Activity:
Of the lines below, report only those that contain "icon".

Data records:
=== Section Start ===
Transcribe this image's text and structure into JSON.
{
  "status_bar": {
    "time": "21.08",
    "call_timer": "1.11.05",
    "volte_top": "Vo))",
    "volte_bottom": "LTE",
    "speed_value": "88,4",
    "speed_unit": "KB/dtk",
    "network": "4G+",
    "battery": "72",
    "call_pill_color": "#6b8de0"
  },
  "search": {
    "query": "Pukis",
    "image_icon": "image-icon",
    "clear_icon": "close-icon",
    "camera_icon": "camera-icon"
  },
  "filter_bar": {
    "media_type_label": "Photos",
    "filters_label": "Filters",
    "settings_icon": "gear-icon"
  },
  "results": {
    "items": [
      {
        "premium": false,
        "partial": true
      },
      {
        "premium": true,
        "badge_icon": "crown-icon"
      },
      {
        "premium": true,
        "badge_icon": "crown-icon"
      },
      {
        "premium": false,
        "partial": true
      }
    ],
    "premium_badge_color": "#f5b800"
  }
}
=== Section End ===
Task response:
    "image_icon": "image-icon",
    "clear_icon": "close-icon",
    "camera_icon": "camera-icon"
    "settings_icon": "gear-icon"
        "badge_icon": "crown-icon"
        "badge_icon": "crown-icon"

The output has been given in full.